Trump-appointed Surgeon General Dr. Jerome Adams appeared on Hill TV’s morning show “Rising” Wednesday to share his concerns about the rising potency of cannabis products. Adams began the segment by explaining to viewers that THC is “the product which causes you to get high, which can cause addiction, which can cause problems.” Adams then went on to describe the potency levels of professionally grown marijuana strains, as well as the THC content of vapes and dabs. The surgeon general expressed concern about the risks of high-THC cannabis, especially for young people’s developing brains and pregnant mothers.
US Surgeon General Compares Dabs to Grain Alcohol
US Surgeon General Dr. Jerome Adams isn’t wrong. Over the past few decades, cannabis has become more potent. Studies have tracked the THC content of illicit marijuana seized by law enforcement, and they show that THC levels have increased while CBD levels have decreased. One study measured an increase from 4 percent THC in 1995 to 12 percent in 2014. And with the advent of legal commercial cannabis, it’s not uncommon to find many medical and retail strains breaking 20 percent THC today. Concentrates products like vape cartridges, wax and shatter easily top 50 percent THC, with some hitting 70, 80, even 90 percent. Edibles can also deliver large doses of THC.
But while it’s definitely possible to get too high for comfort, it’s still not possible to die from THC consumption, unlike, well, alcohol. Yet that didn’t stop the US Surgeon General from comparing high-potency cannabis concentrates to pints of grain alcohol, which could definitely kill you.
“I like to have a glass of wine every once in a while,” Adams told “Rising” host Saagar Enjeti. “But that doesn’t mean I endorse going out and drinking a pint of grain alcohol.”
Surgeon General Suggests Legalization Increases Risks of Marijuana Use
Adams’ analogy meant to compare the “marijuana of old” (glass of wine) to today’s cannabis products (pint of grain alcohol). But the Surgeon General should know that the analogy between marijuana and alcohol is a faulty one to begin with.
To cite just one example, University of Colorado, Boulder researchers conducted a review in 2018 of existing data about the effects of alcohol and cannabis on adolescent and adult brains—one of Adams’ primary concerns about high-potency marijuana. They found alcohol consumption was linked to many damaging, long-term changes to the structure of the white matter and grey matter in the brain. The use of marijuana, to the contrary, appeared to cause no similar or significant long-term effects on the brain. So, no, doing a dab is not the same as drinking a pint of moonshine.
On “Rising,” Adams proceeded to highlight his concerns about a recent survey finding one out of five pregnant people reported consuming cannabis during their pregnancy. Surgeon General warnings adorn alcoholic beverage labels and cigarette packages. But should cannabis products carry similar warnings?
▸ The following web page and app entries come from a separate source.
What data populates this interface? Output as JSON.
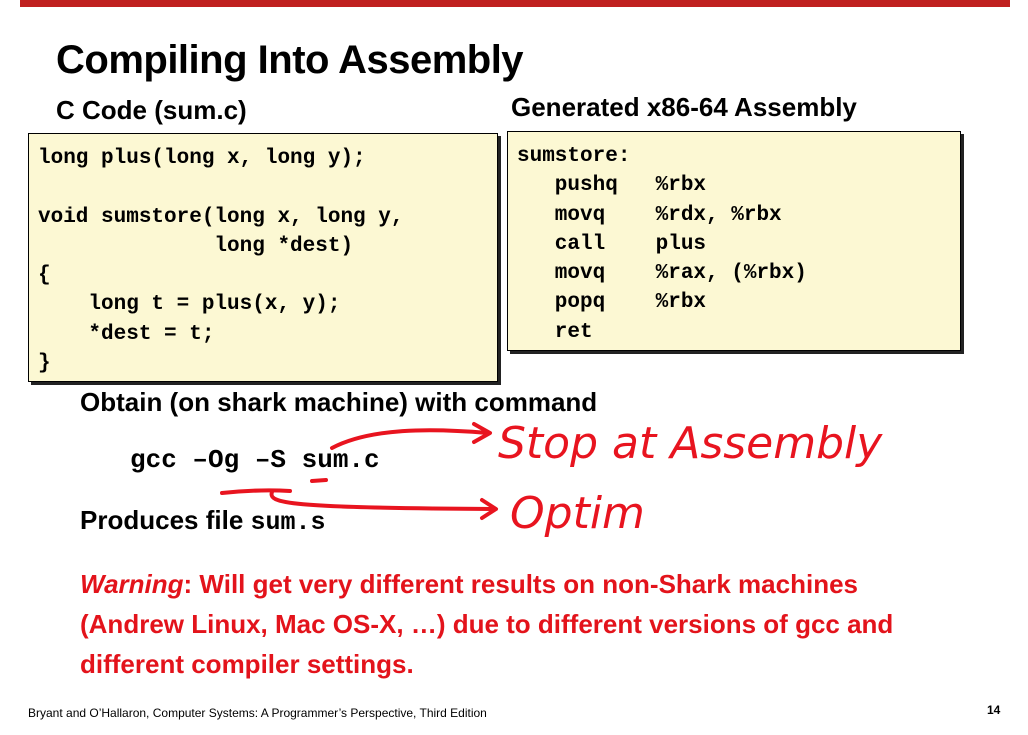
{
  "slide": {
    "title": "Compiling Into Assembly",
    "c_label": "C Code (sum.c)",
    "asm_label": "Generated x86-64 Assembly",
    "c_code": "long plus(long x, long y);\n\nvoid sumstore(long x, long y,\n              long *dest)\n{\n    long t = plus(x, y);\n    *dest = t;\n}",
    "asm_code": "sumstore:\n   pushq   %rbx\n   movq    %rdx, %rbx\n   call    plus\n   movq    %rax, (%rbx)\n   popq    %rbx\n   ret",
    "command_heading": "Obtain (on shark machine) with command",
    "command_line": "gcc –Og –S sum.c",
    "produces_text": "Produces file ",
    "produces_file": "sum.s",
    "warning_word": "Warning",
    "warning_text": ": Will get very different results on non-Shark machines (Andrew Linux, Mac OS-X, …) due to different versions of gcc and different compiler settings.",
    "footer": "Bryant and O’Hallaron, Computer Systems: A Programmer’s Perspective, Third Edition",
    "page_number": "14"
  },
  "annotations": {
    "note_s": "Stop at Assembly",
    "note_og": "Optim",
    "ink_color": "#e8141f"
  }
}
Adams said he finds the trend “very, very concerning.”
The HillTV segment ends when Enjeti mentions that “a lot of this is paired with the growing legalization effort,” to which Dr. Adams responds, “exactly.” Adams’ agreeing with Enjeti seems to suggest the Surgeon General views expanding cannabis legalization as a public health risk. It’s understandable that the Surgeon General has to play it safe and urge caution, especially concerning the use of a federally prohibited controlled substance. But bad analogies and insufficient evidence compromise Adams’ case for concern.